Whatever you think about him being the Son of God, the fact that Jesus existed as a historical figure has rarely been disputed.
After all, he is referenced across Christian, Jewish and Roman texts. Josephus’ Antiquities of the Jews, written around AD 93–94, mentions the biblical Jesus in books 18 and 20. Meanwhile the Roman historian Tacitus, in his Annals, written around AD 116, referred both to ‘Christus’ and his execution by Pontius Pilate.
However, historians and bloggers are now increasingly questioning whether the man called Jesus actually existed at all. He may be no more a historical figure than Hercules or Oedipus.

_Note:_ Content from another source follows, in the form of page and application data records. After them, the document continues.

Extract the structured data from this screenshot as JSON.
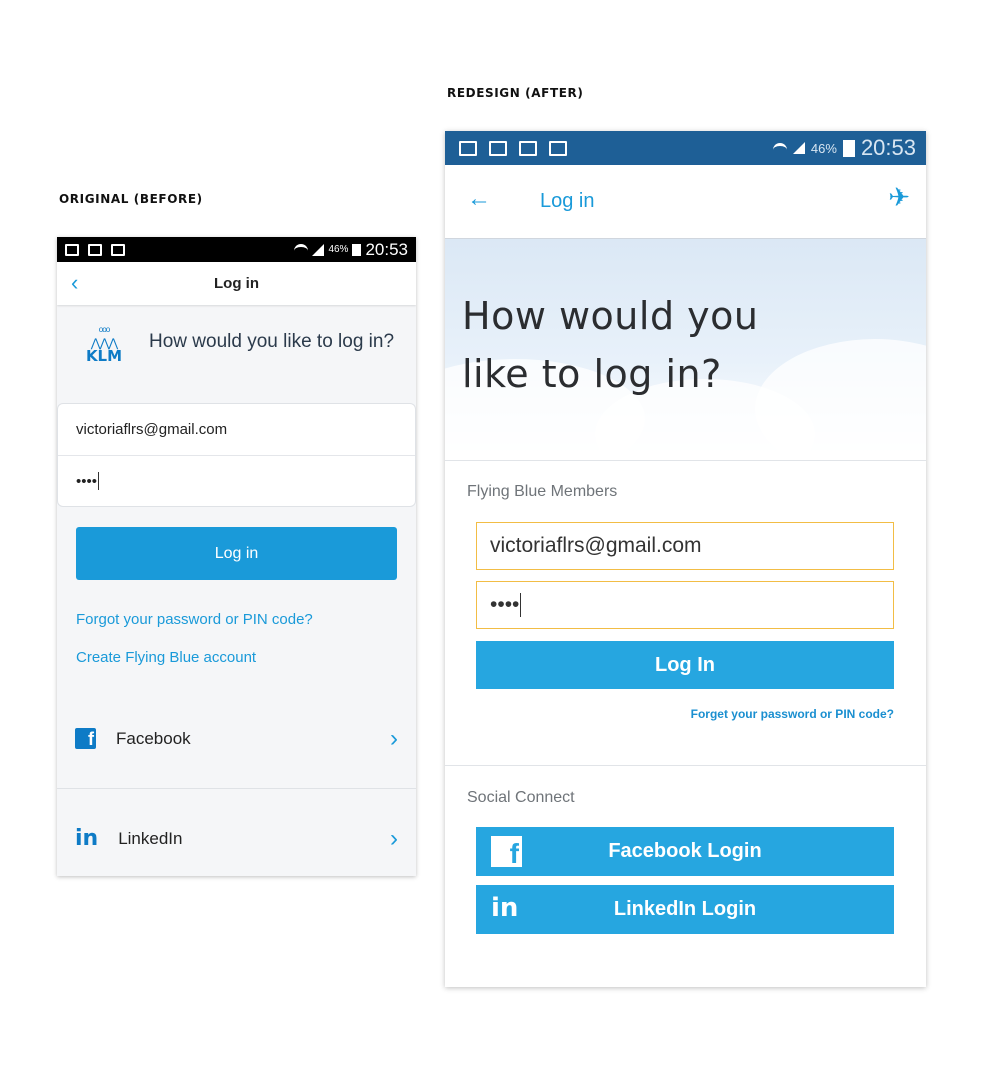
{
  "captions": {
    "after": "REDESIGN (AFTER)",
    "before": "ORIGINAL (BEFORE)"
  },
  "status_bar": {
    "battery": "46%",
    "time": "20:53"
  },
  "original": {
    "header_title": "Log in",
    "logo_text": "KLM",
    "question": "How would you like to log in?",
    "email_value": "victoriaflrs@gmail.com",
    "password_value": "••••",
    "login_button": "Log in",
    "forgot_link": "Forgot your password or PIN code?",
    "create_link": "Create Flying Blue account",
    "facebook_label": "Facebook",
    "linkedin_label": "LinkedIn",
    "colors": {
      "accent": "#1a9ad9",
      "brand": "#0e7bc6"
    }
  },
  "redesign": {
    "header_title": "Log in",
    "hero_line1": "How would you",
    "hero_line2": "like to log in?",
    "members_label": "Flying Blue Members",
    "email_value": "victoriaflrs@gmail.com",
    "password_value": "••••",
    "login_button": "Log In",
    "forgot_link": "Forget your password or PIN code?",
    "social_label": "Social Connect",
    "facebook_button": "Facebook Login",
    "linkedin_button": "LinkedIn Login",
    "colors": {
      "statusbar": "#1e5f96",
      "accent": "#26a6e0",
      "field_border": "#f2bd45"
    }
  }
}
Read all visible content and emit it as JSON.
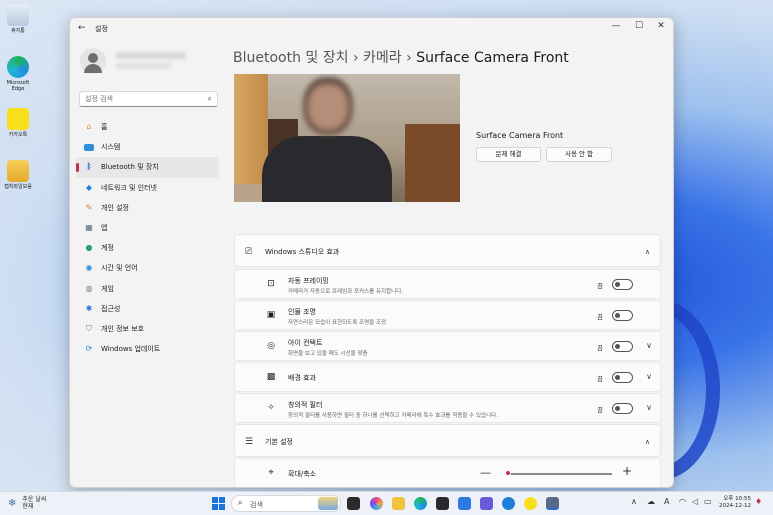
{
  "desktop": {
    "icons": [
      {
        "name": "recycle-bin",
        "label": "휴지통"
      },
      {
        "name": "microsoft-edge",
        "label": "Microsoft Edge"
      },
      {
        "name": "kakaotalk",
        "label": "카카오톡"
      },
      {
        "name": "folder",
        "label": "캡처파일모음"
      }
    ]
  },
  "window": {
    "title": "설정",
    "controls": {
      "minimize": "—",
      "maximize": "☐",
      "close": "✕"
    }
  },
  "sidebar": {
    "search_placeholder": "설정 검색",
    "items": [
      {
        "label": "홈",
        "icon": "home-icon",
        "color": "#e08a3c"
      },
      {
        "label": "시스템",
        "icon": "monitor-icon",
        "color": "#2f8fd8"
      },
      {
        "label": "Bluetooth 및 장치",
        "icon": "bluetooth-icon",
        "color": "#1f6fd6",
        "active": true
      },
      {
        "label": "네트워크 및 인터넷",
        "icon": "wifi-icon",
        "color": "#2f7fd8"
      },
      {
        "label": "개인 설정",
        "icon": "brush-icon",
        "color": "#d67a2f"
      },
      {
        "label": "앱",
        "icon": "apps-icon",
        "color": "#5a6a86"
      },
      {
        "label": "계정",
        "icon": "person-icon",
        "color": "#2aa06a"
      },
      {
        "label": "시간 및 언어",
        "icon": "globe-clock-icon",
        "color": "#2f8fd8"
      },
      {
        "label": "게임",
        "icon": "gamepad-icon",
        "color": "#6e7a8e"
      },
      {
        "label": "접근성",
        "icon": "accessibility-icon",
        "color": "#2f6fd8"
      },
      {
        "label": "개인 정보 보호",
        "icon": "shield-icon",
        "color": "#7a7a7a"
      },
      {
        "label": "Windows 업데이트",
        "icon": "update-icon",
        "color": "#1f7fd8"
      }
    ]
  },
  "main": {
    "breadcrumb": [
      {
        "label": "Bluetooth 및 장치"
      },
      {
        "label": "카메라"
      },
      {
        "label": "Surface Camera Front"
      }
    ],
    "breadcrumb_sep": "›",
    "device_name": "Surface Camera Front",
    "buttons": {
      "troubleshoot": "문제 해결",
      "disable": "사용 안 함"
    },
    "studio_effects": {
      "title": "Windows 스튜디오 효과",
      "rows": [
        {
          "title": "자동 프레이밍",
          "desc": "카메라가 자동으로 프레임과 포커스를 유지합니다.",
          "state": "끔",
          "icon": "frame-icon",
          "expandable": false
        },
        {
          "title": "인물 조명",
          "desc": "자연스러운 모습이 표현되도록 조명을 조정",
          "state": "끔",
          "icon": "portrait-light-icon",
          "expandable": false
        },
        {
          "title": "아이 컨택트",
          "desc": "화면을 보고 있을 때도 시선을 맞춤",
          "state": "끔",
          "icon": "eye-contact-icon",
          "expandable": true
        },
        {
          "title": "배경 효과",
          "desc": "",
          "state": "끔",
          "icon": "background-effect-icon",
          "expandable": true
        },
        {
          "title": "창의적 필터",
          "desc": "창의적 필터를 사용하면 필터 중 하나를 선택하고 카메라에 특수 효과를 적용할 수 있습니다.",
          "state": "끔",
          "icon": "creative-filter-icon",
          "expandable": true
        }
      ]
    },
    "basic_settings": {
      "title": "기본 설정",
      "zoom_label": "확대/축소",
      "zoom_value": 0.02
    }
  },
  "taskbar": {
    "weather": {
      "line1": "추운 날씨",
      "line2": "현재"
    },
    "search": "검색",
    "tray_lang": "A",
    "time": "오후 10:55",
    "date": "2024-12-12"
  },
  "colors": {
    "accent": "#c4314b",
    "windows_blue": "#1a73d8"
  }
}
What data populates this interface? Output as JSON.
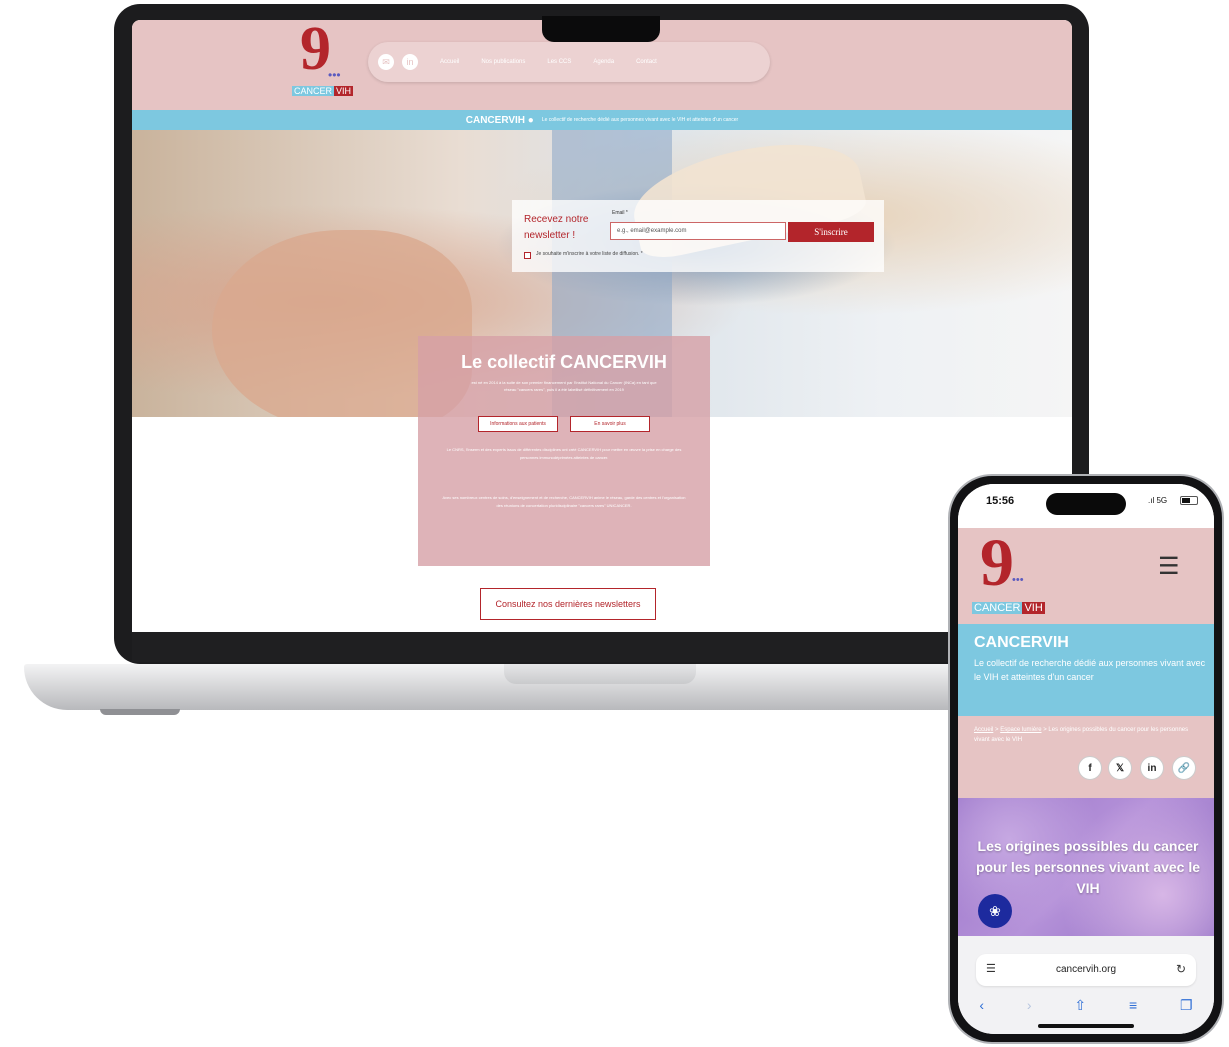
{
  "desktop": {
    "logo": {
      "number": "9",
      "dots": "•••",
      "text_a": "CANCER",
      "text_b": "VIH"
    },
    "nav": {
      "icons": [
        "mail-icon",
        "linkedin-icon"
      ],
      "mail_glyph": "✉",
      "linkedin_glyph": "in",
      "items": [
        "Accueil",
        "Nos publications",
        "Les CCS",
        "Agenda",
        "Contact"
      ]
    },
    "banner": {
      "title": "CANCERVIH ●",
      "subtitle": "Le collectif de recherche dédié aux personnes vivant avec le VIH et atteintes d'un cancer"
    },
    "newsletter": {
      "title": "Recevez notre newsletter !",
      "email_label": "Email *",
      "email_placeholder": "e.g., email@example.com",
      "submit": "S'inscrire",
      "consent": "Je souhaite m'inscrire à votre liste de diffusion. *"
    },
    "collectif": {
      "title": "Le collectif CANCERVIH",
      "subtitle": "est né en 2014 à la suite de son premier financement par l'Institut National du Cancer (INCa) en tant que réseau \"cancers rares\", puis il a été labellisé définitivement en 2019",
      "button_patients": "Informations aux patients",
      "button_more": "En savoir plus",
      "text1": "Le CNRS, l'Inserm et des experts issus de différentes disciplines ont créé CANCERVIH pour mettre en œuvre la prise en charge des personnes immunodéprimées atteintes de cancer.",
      "text2": "Avec ses nombreux centres de soins, d'enseignement et de recherche, CANCERVIH anime le réseau, garde des centres et l'organisation des réunions de concertation pluridisciplinaire \"cancers rares\" UNICANCER."
    },
    "consult_button": "Consultez nos dernières newsletters"
  },
  "phone": {
    "time": "15:56",
    "signal": ".ıl 5G",
    "logo": {
      "number": "9",
      "dots": "•••",
      "text_a": "CANCER",
      "text_b": "VIH"
    },
    "menu_glyph": "☰",
    "banner": {
      "title": "CANCERVIH",
      "subtitle": "Le collectif de recherche dédié aux personnes vivant avec le VIH et atteintes d'un cancer"
    },
    "breadcrumb": {
      "home": "Accueil",
      "section": "Espace lumière",
      "current": "Les origines possibles du cancer pour les personnes vivant avec le VIH",
      "separator": " > "
    },
    "share_icons": [
      {
        "name": "facebook-icon",
        "glyph": "f"
      },
      {
        "name": "x-icon",
        "glyph": "𝕏"
      },
      {
        "name": "linkedin-icon",
        "glyph": "in"
      },
      {
        "name": "link-icon",
        "glyph": "🔗"
      }
    ],
    "article_title": "Les origines possibles du cancer pour les personnes vivant avec le VIH",
    "fab_glyph": "❀",
    "url": "cancervih.org",
    "url_icon": "☰",
    "reload_glyph": "↻",
    "toolbar": {
      "back": "‹",
      "forward": "›",
      "share": "⇧",
      "bookmarks": "≡",
      "tabs": "❐"
    }
  }
}
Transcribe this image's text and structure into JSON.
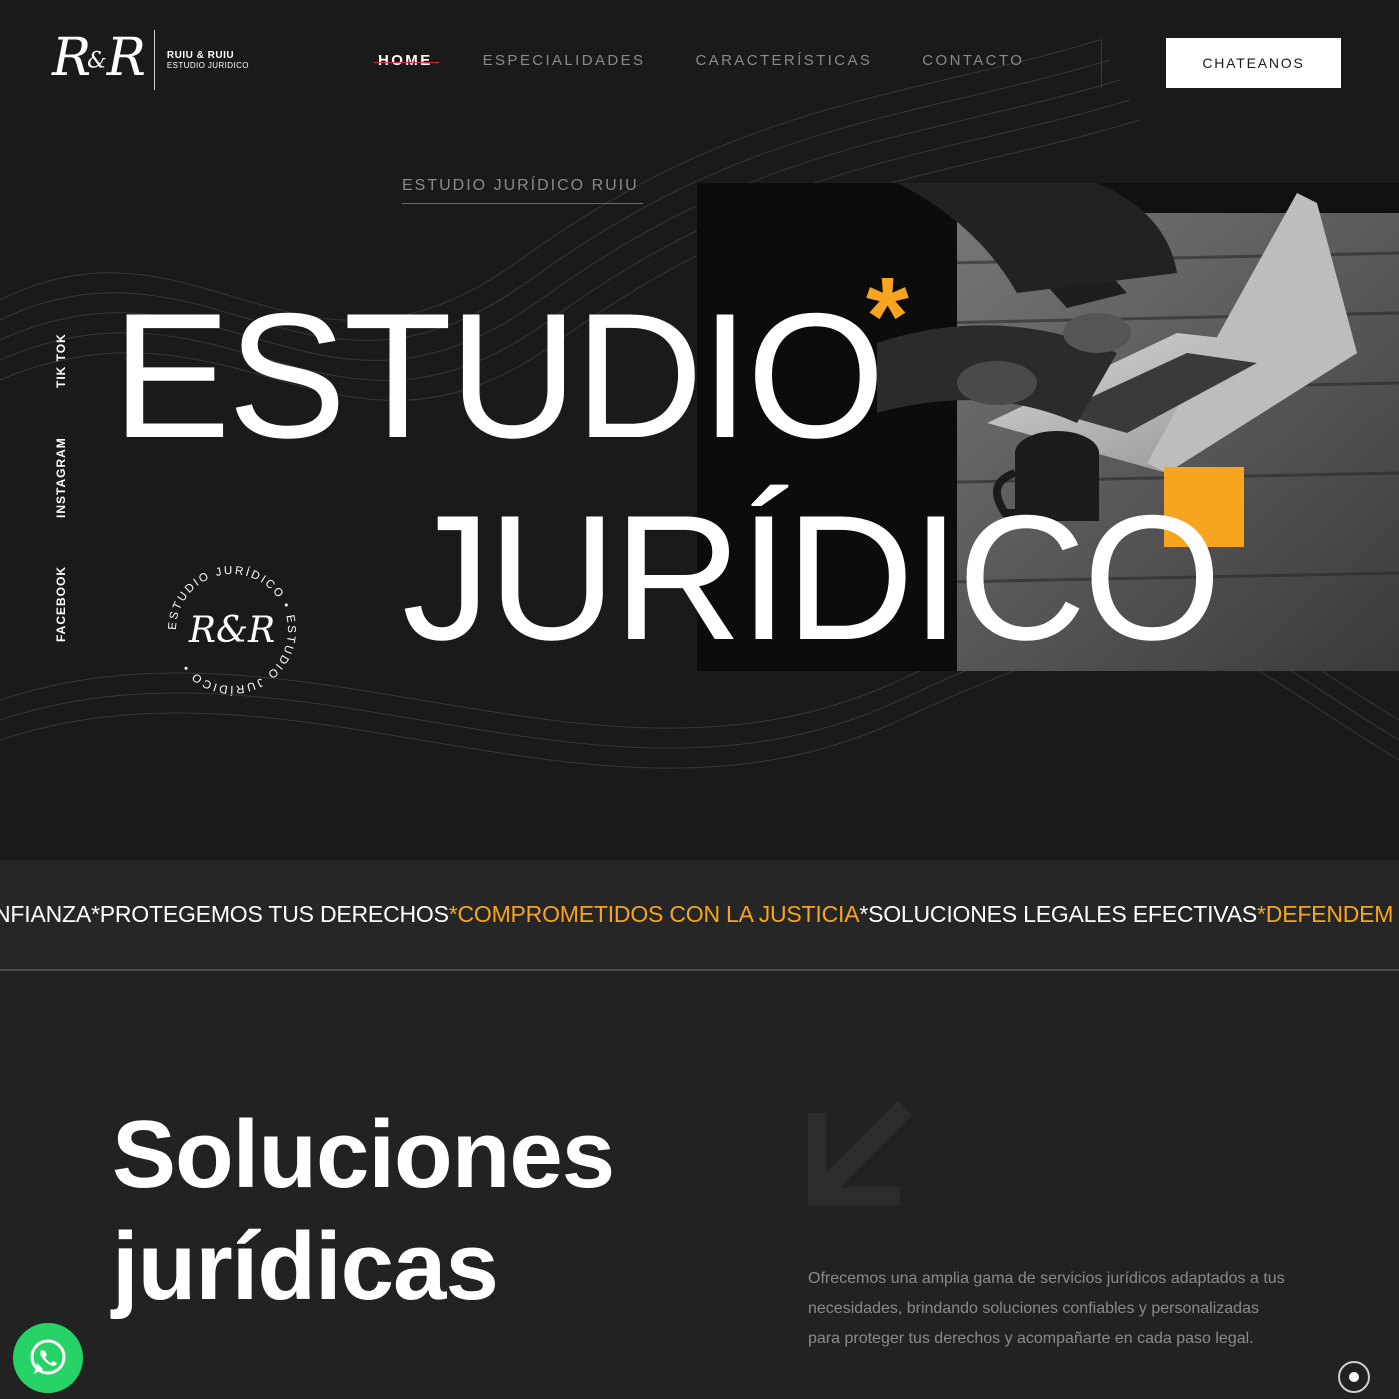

Today, several books explore the subject from a fresh angle, including Zealot by Reza Aslan, Nailed: Ten Christian Myths That Show Jesus Never Existed at All by David Fitzgerald, and How Jesus Became God by Bart Ehrman.
Historians point out the lack of reliable historical sources. Most of the accounts of Jesus of course come from Christian sources – and even these are largely third party narratives written years after his death.
In the Bible, there is no mention at all of Jesus’ life between the ages of 12 and 30 – a pretty glaring omission for a man who only lived to be 33.
A further problem is that few of the biblical accounts have a real name attached to them – rather an apostle who “signs off” the manuscript.
Where non-Christian sources exist, even these are problematic.
Fitzgerald argued that for centuries all serious scholars of Christianity were Christians themselves, and so even secular accounts rely heavily on the religious texts that did the groundwork. They therefore cannot be considered independent sources.
Historian Richard Carrier wrote that even references to Jesus in the work of Josephus were additions done by Christian scribes. He points out that one particular passage, the execution of Jesus under Pilate, was obviously lifted from the Gospel of Luke.
Carrier believes that the character of Christ may have derived from earlier semi-divine beings from Near East mythology. These myths would develop over time into the gospels, he argues.